event, reading Hélène Cixous reading Jacques Derrida reading each other reading themselves reading us. 2
What is the point? ‘No point in writing’. In a chapter of her Portrait of Jacques Derrida as a Young Jewish Saint entitled ‘Point of Honour/Point Donor [ Point Donneur ]’, with the subtitle ‘In which there is no mourning’, Cixous writes of Derrida:
Now, the fundamental axiom of everything he says everywhere is the divisibility of the point .
Everything he writes, everything he thinks is a protest against the point as indivisible. He
pas] . I never shall. They know too much ’ (2/12). Cixous tells us she knows and the dreams know, but we do not, we never shall. She does not, or says she does not, give them away, liberate them, bring them to book.
In ‘Fichus’, a text delivered in Frankfurt on the occasion of receiving the Adorno Prize on 22 September 2001, Jacques Derrida asks:

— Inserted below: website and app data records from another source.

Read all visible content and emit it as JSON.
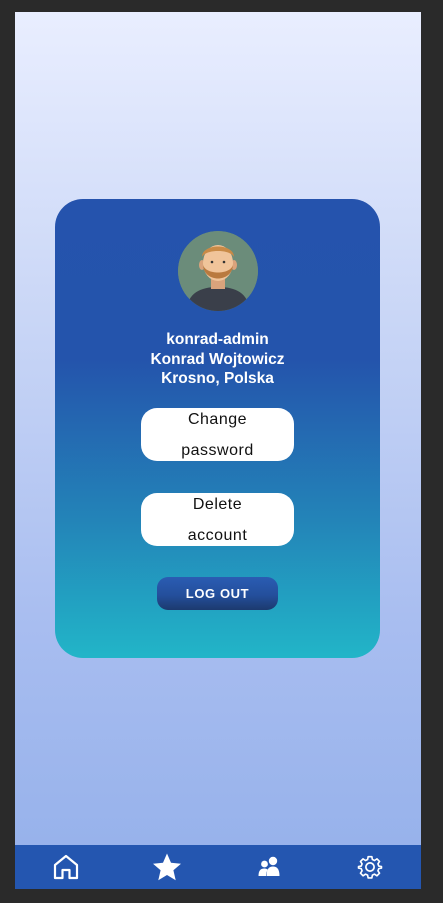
{
  "profile": {
    "username": "konrad-admin",
    "full_name": "Konrad Wojtowicz",
    "location": "Krosno, Polska"
  },
  "actions": {
    "change_password_label": "Change password",
    "delete_account_label": "Delete account",
    "logout_label": "LOG OUT"
  },
  "navbar": {
    "items": [
      {
        "icon": "home-icon"
      },
      {
        "icon": "star-icon"
      },
      {
        "icon": "people-icon"
      },
      {
        "icon": "gear-icon"
      }
    ]
  },
  "colors": {
    "card_top": "#2553ad",
    "card_bottom": "#22b5c8",
    "navbar": "#2456b0",
    "background_top": "#e9eeff",
    "background_bottom": "#94b0ea"
  }
}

What’s the difference between dreaming and thinking you’re dreaming? And first of all who has the right to ask that question? The dreamer deep in the experience of his night or the dreamer when he wakes up

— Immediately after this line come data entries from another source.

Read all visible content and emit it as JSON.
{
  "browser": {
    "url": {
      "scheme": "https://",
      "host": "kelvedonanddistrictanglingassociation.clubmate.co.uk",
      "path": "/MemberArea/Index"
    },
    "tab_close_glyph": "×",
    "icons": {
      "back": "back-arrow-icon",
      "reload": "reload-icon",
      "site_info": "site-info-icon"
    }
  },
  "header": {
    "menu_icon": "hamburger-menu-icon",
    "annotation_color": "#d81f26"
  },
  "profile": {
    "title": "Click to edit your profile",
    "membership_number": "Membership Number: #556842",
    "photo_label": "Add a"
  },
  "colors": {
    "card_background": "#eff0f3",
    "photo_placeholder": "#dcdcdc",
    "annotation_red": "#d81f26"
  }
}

) contemporary life. It is the force and strangeness of the future anterior, corresponding with Jean-François Lyotard’s definition of the postmodern in 1979 as what ‘would have to be understood according to the paradox of the future ( post ) anterior ( modo )’. 18 It is Derrida’s consistent refrain: ‘Life will have been so short.’ 19 People may still say ‘life’s short’ and try to sound serious, but it’s a kind of philosophical joke. It’s a delusory fiction, a play at rounding up what no living speaker is in a position to round up. It’s like a sentence cut down in the
indications in the literary texts of the early
modern period that suggest we be cautious about endorsing this
privilege. Adopting another perspective, over thirty years ago
Jacques Derrida suggested that: ‘Hearing oneself speak is not
the inwardness of an inside that is closed in upon itself; it is the
irreducible openness in the inside; it is the eye and the world
within speech.’ 8
especially The Interpretation of Dreams (especially Chapter 7 ), and Beyond the Pleasure
Principle (Ricoeur, 1970 : 69–86).
Both Lacan and Derrida commented on the Project , and this gives
it another acute interest.
The Project discusses neurones, chains of
communication comprising the nervous system. Freud distinguishes three
types. One, the phi (Φ), are permeable, so that
’ is Jacques Derrida’s ingenious construction of a crypt-word, entailing what is to be kept safe, saved, in an inner safe that mixes up singular and plural, inside and outside. Fors as a preposition means ‘save’, ‘except for’, but can also be a plural form of for (as in le for intérior , ‘in the inner heart’, or en mon for intérior , ‘in my heart of hearts’) as well as playing, like the hinges of a door, on the Latin foris , ‘door’, and thus ‘outside’, ‘out of doors’ (hence the English word foreign ). 1 As I have tried to suggest in the preceding pages